220 In ev'ry vary'd posture, place, and hour, How widow'd ev'ry thought of ev'ry joy! Thought, busy thought! too busy for my peace; Through the dark postern of time long elaps'd, Led softly by the stillness of the night,
225 Led, like a murderer, (and such it proves!) Strays (wretched rover!) o'er the pleasing past; In quest of wretchedness perversely strays; And finds all desert now; and meets the ghosts Of my departed joys, a numerous train! I rue the riches of my former fate; Sweet comfort's blasted clusters I lament; I tremble at the blessings once so dear; And ev'ry pleasure pains me to the heart.
Yet why complain? or why complain for one? 235 Hangs out the sun his lustre but for me, The single man? Are angels all beside? I mourn for millions: 'Tis the common lot;
In this shape, or in that, has Fate entail'd
War, Famine, Pest, Volcano, Storm, and Fire,
245 Here, plung'd in mines, forgets a sun was made; There, beings, deathless as their haughty lord, Are hammer'd to the galling oar for life; And plough the winter's wave, and reap despair. Some for hard masters, broken under arms, 250 In battle lopp'd away, with half their limbs, Beg bitter bread through realms their valour sav'd, If so the tyrant, or his minions, doom. Want, and incurable Disease, (fell pair!) On hopeless multitudes remorseless seize
255 At once; and make a refuge of the grave. How groaning hospitals eject their dead! What numbers
for sad admission there! What numbers, once in Fortune's lap high-fed, Solicit the cold hand of Charity!
260 To shock us more, solicit it in vain! Ye silken sons of pleasure, since in pains You rue more modish visits, visit here, And breathe from your debauch: Give, and reduce Surfeit's dominion o'er you: But so great
265 Your impudence, you blush at what is right.
Happy! did sorrow scize on such alone. Not prudence can defend, or virtue save; Disease invades the chastest temperance; And punishment the guiltless; and alarm, 270
Through thickest shades, pursues the fond of peace.
280 And what hostilities, without a foe! Nor are foes wanting to the best on earth. But endless is the list of human ills, And sighs might sooner fail than cause to sigh. A part how small of the terraqueous globe
285 Is tenanted by Man! the rest a waste; Rocks, deserts, frozen seas, and burning sands! Wild haunts of monsters, poisons, stings, and death. Such is Earth's melancholy map! But, far More sad! this earth is a true map of Man: 290 So bounded are his haughty lord's delights To Woe's wide empire; where deep troubles toss, Loud sorrows howl, invenom'd passions bite, Rav'nous calamities our vitals seize, And threat'ning Fate wide opens to devour. 295
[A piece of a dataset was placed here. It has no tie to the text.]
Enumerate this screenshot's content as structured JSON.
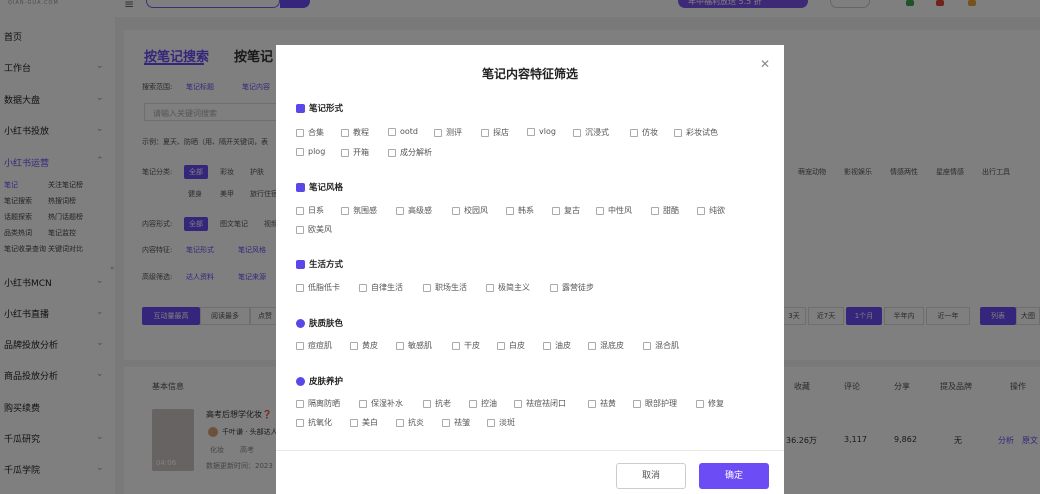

What then am I, who sorrow for myself? In age, in infancy, from others aid Is all our hope; to teach us to be kind. That, Nature's first, last lesson to mankind; The selfish heart deserves the pain it feels. 300 More gen'rous sorrow, while it sinks, exalts; And conscious virtue mitigates the pang.